Here are a few ways you might be able to implement AI and ML into your workplace.
An immediately useful AI/ML application is the improvement of meeting ergonomics — especially those surrounding video meetings and conference calls, two incredibly common methods of interoffice collaboration. These technologies may be used to limit the amount of noise interference between two speakers during a call, improving overall audio quality by learning to eliminate certain unwanted noises like keyboard typing, pets, and distant sirens. Furthermore, AI and ML have been helped to strengthen video aspects of a meeting, constantly reframing camera views to give everyone a clear, consistent view while keeping all participants aware of who is present and who is currently speaking.
There is an entire subset of possibilities surrounding the use of AI- and ML-based chatbots. These autonomous units have already been implemented in a variety of industries, previously holding exclusive prominence within consumer culture. However, bots have only just recently become equally prevalent in the workplace, with HR teams nationwide investing in them as virtual assistants to daily operations; their capabilities may include meeting scheduling, document generation, and the tapping of various employee health- and benefits-related data. Human-based HR operations continue to be the best approach in terms of general control, but why not consider digitally supplementing parts of the process?

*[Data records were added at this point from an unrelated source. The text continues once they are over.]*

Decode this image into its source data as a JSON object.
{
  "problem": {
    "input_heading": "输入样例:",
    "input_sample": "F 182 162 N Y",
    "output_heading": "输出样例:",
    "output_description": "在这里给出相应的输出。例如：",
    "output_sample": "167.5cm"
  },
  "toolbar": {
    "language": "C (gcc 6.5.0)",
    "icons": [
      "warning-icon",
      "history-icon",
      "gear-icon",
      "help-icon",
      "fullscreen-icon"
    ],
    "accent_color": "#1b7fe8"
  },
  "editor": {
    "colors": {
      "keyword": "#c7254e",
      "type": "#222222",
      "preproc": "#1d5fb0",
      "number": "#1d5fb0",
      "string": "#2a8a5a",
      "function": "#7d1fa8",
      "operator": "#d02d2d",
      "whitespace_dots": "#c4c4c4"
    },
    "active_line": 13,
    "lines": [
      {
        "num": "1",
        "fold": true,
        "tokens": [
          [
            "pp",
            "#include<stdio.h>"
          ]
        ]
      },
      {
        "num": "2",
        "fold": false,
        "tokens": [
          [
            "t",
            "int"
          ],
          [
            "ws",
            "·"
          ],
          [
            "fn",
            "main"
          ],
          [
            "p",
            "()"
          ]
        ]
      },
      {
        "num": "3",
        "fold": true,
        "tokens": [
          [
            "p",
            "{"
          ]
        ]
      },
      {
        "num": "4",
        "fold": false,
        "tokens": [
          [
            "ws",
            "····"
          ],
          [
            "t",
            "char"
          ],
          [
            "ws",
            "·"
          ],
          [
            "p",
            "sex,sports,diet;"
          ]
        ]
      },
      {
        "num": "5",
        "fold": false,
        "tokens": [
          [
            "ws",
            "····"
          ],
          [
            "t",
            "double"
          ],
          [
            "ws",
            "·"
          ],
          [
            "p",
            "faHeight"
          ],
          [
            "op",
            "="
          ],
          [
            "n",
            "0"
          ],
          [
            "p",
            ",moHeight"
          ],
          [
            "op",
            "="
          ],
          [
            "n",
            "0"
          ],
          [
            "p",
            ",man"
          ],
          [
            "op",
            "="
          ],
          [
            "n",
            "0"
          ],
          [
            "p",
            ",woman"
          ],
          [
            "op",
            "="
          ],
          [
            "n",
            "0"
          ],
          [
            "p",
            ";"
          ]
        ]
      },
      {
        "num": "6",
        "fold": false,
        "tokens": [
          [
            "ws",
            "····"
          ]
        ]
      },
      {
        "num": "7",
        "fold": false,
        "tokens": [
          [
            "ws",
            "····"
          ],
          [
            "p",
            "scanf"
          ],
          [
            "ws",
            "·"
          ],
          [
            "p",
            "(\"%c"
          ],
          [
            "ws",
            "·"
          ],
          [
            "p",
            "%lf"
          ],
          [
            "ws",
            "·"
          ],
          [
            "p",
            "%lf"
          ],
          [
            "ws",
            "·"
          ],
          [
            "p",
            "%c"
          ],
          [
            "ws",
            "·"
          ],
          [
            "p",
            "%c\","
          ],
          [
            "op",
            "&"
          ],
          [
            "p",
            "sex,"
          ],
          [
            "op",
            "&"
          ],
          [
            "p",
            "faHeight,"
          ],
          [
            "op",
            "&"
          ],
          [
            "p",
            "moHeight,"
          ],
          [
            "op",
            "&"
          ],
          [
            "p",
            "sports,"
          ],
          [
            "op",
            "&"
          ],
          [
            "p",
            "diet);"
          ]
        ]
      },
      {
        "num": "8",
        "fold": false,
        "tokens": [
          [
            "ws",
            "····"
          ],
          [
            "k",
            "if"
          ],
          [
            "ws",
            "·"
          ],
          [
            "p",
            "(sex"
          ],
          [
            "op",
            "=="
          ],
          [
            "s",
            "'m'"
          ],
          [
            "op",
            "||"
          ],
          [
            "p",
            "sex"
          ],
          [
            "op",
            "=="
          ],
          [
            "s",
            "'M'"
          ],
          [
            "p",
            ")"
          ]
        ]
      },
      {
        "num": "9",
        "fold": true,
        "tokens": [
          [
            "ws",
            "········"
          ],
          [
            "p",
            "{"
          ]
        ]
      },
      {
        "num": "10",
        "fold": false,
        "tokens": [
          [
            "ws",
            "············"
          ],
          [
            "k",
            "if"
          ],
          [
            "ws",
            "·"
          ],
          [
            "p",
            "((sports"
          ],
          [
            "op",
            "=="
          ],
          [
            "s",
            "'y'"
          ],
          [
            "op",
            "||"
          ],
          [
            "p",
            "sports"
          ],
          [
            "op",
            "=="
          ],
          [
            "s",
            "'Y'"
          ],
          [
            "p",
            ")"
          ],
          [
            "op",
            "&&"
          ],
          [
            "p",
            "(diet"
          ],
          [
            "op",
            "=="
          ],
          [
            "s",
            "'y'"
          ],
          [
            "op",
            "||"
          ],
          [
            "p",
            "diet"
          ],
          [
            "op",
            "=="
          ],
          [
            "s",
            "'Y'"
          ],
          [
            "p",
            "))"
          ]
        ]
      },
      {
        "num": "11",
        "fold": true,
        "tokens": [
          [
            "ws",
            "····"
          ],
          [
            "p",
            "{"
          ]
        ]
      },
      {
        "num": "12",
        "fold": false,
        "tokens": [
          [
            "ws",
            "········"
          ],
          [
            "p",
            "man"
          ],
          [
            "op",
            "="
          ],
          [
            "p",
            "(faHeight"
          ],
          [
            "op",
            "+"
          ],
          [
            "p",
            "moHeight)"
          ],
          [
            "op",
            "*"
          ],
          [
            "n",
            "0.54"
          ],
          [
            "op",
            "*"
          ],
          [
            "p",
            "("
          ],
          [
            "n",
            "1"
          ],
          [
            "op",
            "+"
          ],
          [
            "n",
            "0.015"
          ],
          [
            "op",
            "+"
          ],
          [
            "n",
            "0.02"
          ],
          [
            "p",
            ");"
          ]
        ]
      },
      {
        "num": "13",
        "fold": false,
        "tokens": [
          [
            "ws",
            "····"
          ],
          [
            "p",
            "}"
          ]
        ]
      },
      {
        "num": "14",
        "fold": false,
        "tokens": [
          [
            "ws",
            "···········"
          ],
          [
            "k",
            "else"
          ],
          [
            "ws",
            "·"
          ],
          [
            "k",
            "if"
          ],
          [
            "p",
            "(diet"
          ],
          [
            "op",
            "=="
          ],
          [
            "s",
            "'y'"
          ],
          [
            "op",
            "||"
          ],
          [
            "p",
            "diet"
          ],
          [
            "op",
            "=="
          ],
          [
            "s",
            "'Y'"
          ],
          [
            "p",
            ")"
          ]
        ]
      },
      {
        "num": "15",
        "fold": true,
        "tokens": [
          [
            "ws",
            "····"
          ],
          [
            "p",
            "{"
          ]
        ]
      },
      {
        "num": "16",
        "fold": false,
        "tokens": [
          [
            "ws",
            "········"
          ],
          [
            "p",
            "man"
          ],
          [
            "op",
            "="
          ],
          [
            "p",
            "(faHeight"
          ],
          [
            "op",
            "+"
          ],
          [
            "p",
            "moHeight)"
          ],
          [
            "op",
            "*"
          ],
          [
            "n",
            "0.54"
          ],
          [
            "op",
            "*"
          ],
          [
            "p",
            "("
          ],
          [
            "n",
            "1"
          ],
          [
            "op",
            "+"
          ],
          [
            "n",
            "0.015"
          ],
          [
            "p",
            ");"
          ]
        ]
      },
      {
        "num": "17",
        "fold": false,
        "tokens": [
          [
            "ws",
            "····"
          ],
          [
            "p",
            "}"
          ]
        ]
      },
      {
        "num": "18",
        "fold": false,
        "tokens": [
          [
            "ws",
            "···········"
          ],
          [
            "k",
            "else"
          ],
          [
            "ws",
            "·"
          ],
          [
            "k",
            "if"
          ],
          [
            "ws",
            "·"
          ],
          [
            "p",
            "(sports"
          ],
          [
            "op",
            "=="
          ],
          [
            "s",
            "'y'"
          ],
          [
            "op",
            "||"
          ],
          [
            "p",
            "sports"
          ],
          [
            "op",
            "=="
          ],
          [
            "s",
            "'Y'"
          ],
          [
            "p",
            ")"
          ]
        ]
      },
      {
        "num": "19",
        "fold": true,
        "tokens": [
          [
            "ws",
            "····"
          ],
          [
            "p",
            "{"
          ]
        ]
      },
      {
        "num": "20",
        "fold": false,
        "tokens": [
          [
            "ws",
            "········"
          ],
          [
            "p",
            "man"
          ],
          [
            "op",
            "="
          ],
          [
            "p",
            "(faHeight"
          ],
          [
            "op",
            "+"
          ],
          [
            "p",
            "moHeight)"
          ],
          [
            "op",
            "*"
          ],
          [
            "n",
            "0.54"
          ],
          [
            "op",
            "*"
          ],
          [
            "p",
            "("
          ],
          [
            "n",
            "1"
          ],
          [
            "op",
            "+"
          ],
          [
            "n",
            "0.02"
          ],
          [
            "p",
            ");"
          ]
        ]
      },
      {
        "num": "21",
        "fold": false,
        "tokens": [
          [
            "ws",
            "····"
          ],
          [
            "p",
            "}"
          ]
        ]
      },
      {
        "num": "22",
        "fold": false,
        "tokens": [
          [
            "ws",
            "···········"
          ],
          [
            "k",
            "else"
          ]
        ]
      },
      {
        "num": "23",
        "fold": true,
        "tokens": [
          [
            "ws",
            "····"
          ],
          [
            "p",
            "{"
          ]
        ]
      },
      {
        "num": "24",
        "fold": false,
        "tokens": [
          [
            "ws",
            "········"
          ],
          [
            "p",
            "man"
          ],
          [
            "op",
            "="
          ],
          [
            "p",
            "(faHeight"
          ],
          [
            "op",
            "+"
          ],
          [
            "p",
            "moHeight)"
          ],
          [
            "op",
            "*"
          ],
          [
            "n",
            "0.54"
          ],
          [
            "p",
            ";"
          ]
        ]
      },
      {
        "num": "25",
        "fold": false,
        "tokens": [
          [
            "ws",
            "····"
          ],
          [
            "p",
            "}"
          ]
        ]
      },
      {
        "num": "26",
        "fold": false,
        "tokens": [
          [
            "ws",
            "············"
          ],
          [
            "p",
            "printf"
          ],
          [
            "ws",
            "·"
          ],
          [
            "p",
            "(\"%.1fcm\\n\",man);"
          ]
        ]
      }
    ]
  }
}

Thinking outside the box
Perhaps the best part about corporate-based AI and ML is its ability to inspire new, innovative approaches to longstanding office processes. Subsequent technologies stemming from autonomous learning open a whole new series of doors for employee engagement tactics, collaborative sessions, and presentations. Virtual reality (VR), for instance, continues to be explored in scenarios where synthetic projections could lead to increased foresight and improved understanding — potentially without the need to spend money on physical means of accomplishing both. For instance, Zues Kerravala of CIO discusses how VR could be integrated into team meetings centered on the dissection of an object (in his example, a heart pump) without the need to actually purchase the object for demonstrative purposes. This scenario could be beneficial both financially and educationally, and Kerravala’s example is just one of countless ways an AI-based tool could change that company’s entire approach to trainings and goals.